Coastal (Littoral) zones are under huge pressure from development and this makes the rare natural areas even more precious. The alkaline soils of the coast and the Barrocal are the best places to see the incredible range of wild orchids in abundance as well as the rock rose family (Cistaceae), with lime-intolerant and acid-loving plants being confined mainly to sandy areas and shale outcrops.

By contrast, the acid Serra is dominated by plants that prefer lower pH soils, for instance Ericaceous species such as tree heath (Erica arborea) and the strawberry tree (Arbutus unedo), together with the iconic Cistus ladanifer.

Probably the best place to see the full potential of coastal plants in challenging conditions is to visit Cape St Vincent in the spring months. A mix of sand dune and shrub dominated vegetation known as matos.

The dunes have the salinity of the sea winds but still hold a rich community of aromatic herbs, bulbs and small shrubby perennials. Stipa gigantea and Ammophila arenarea (Marram grass) support populations of bright yellow-flowered Lotus creticus and Pancratium maritimum (Sea Daffodil) as well as thyme and purple snapdragon (Antirrhinum majus). The dominant cistus here is the lovely white-flowered Cistus palhinhae.

Barrocal zones have their own distinct displays, Cistus albidus, Lavandula stoechas, Phlomis purpurea and the glorious butter yellow Genista hirsuta giving a mix of pinks, purples and yellow with the white Cistus monspeliensis.

Roadsides are plastered with the bright daisies of Chrysanthemum coronarium and the small shrubby Coronilla glauca with yellow pea-like flowers. Iconic spring flowers of the Barrocal region include the large blue flowers of the Scilla peruviana bulbs and the lovely native peony (Paeonia broteroi).

In the Serra, the dominant rock rose is the Cistus ladanifer, the large white petals each with a distinctive purple blotch. Stands of the green lavender, Lavandula viridis, mingle with the tree heath (Erica arborea) and the yellow broom (Cytisus scoparius).

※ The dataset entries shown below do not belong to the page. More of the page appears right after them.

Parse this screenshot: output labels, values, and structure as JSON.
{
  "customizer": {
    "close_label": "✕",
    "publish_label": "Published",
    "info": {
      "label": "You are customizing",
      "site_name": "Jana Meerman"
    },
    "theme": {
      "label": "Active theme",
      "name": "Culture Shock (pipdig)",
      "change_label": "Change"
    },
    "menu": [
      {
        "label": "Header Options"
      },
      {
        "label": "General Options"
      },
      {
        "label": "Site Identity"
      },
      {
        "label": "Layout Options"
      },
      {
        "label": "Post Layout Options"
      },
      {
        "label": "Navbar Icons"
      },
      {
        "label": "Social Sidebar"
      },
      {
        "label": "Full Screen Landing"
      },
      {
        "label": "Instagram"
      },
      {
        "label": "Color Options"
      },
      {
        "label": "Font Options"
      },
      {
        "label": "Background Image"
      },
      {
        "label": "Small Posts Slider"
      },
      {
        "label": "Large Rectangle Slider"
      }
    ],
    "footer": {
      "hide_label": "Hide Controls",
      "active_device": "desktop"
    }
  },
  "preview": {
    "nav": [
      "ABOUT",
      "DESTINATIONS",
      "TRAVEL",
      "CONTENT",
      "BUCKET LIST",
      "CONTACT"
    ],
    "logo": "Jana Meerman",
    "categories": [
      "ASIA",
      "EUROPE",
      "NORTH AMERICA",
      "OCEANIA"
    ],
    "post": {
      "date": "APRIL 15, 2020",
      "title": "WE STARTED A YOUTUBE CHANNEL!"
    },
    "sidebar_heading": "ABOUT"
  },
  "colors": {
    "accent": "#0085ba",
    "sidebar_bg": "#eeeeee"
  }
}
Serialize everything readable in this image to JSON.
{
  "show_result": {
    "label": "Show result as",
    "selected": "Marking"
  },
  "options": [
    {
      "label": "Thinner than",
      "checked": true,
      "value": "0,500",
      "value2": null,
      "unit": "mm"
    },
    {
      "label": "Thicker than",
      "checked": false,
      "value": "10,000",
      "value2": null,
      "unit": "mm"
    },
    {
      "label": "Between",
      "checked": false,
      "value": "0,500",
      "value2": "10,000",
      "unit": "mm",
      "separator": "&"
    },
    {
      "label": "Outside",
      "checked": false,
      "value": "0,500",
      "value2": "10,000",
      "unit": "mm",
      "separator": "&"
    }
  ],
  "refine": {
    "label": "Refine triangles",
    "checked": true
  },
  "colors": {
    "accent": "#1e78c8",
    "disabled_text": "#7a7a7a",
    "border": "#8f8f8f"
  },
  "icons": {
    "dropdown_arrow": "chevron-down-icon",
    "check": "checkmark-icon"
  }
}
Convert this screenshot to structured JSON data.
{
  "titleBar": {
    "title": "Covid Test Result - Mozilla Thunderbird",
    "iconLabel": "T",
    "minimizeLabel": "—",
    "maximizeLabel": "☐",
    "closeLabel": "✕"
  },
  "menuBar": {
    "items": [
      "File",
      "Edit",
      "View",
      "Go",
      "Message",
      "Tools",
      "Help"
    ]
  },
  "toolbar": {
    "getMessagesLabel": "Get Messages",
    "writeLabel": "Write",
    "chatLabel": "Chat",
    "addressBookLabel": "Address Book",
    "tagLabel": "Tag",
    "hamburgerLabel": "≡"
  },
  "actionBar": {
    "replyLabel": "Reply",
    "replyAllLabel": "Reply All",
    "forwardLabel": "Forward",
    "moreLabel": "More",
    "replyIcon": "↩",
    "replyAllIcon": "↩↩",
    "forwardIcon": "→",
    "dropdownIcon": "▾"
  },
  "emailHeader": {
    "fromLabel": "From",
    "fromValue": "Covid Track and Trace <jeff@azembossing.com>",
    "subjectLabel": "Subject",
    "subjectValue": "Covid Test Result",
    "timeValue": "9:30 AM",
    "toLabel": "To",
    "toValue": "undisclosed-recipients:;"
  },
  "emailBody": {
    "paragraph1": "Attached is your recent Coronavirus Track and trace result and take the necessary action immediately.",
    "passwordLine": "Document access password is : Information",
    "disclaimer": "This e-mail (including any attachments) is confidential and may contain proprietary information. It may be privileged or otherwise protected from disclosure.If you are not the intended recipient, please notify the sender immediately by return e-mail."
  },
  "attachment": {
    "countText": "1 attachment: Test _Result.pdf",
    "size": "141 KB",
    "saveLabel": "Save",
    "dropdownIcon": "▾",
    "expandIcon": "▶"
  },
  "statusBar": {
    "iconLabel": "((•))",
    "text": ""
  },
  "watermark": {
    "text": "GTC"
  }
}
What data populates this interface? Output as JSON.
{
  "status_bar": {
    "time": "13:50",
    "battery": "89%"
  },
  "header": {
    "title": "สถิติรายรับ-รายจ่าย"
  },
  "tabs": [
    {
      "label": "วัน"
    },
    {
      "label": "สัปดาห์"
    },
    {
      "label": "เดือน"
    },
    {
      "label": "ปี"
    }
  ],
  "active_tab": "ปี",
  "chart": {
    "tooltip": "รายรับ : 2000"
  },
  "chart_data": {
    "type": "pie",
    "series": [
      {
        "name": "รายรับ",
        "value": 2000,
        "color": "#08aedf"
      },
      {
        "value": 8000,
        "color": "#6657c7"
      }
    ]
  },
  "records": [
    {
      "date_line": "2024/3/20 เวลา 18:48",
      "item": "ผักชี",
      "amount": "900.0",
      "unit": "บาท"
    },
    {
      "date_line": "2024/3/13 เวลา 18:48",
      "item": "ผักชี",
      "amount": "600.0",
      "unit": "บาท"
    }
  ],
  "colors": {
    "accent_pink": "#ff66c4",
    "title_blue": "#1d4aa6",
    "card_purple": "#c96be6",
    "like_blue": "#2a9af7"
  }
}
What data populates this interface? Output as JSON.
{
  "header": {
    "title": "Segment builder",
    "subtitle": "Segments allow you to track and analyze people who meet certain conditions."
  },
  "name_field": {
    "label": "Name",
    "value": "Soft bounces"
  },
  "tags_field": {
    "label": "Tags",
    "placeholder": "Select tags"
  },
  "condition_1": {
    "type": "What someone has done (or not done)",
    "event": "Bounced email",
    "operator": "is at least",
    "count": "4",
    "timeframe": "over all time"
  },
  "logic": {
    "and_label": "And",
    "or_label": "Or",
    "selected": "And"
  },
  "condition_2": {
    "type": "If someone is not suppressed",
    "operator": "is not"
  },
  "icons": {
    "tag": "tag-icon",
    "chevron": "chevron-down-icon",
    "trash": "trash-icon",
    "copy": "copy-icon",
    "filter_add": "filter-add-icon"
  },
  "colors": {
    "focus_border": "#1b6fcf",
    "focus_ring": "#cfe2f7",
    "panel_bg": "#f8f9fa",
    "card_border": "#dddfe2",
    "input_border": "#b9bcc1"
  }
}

Wherever you are making a garden, there should be opportunities to introduce native species which are suited to your conditions. Spring is a great time of year to be inspired to make changes in your garden and plan to use native plants in your own patch of the Algarve.

For more information on wild flower walks in all the regions of the Algarve see

For Algarve wildflower books in English, contact

By Rosie Peddle
|| | 289 791 869
Mediterranean Gardening Association – Portugal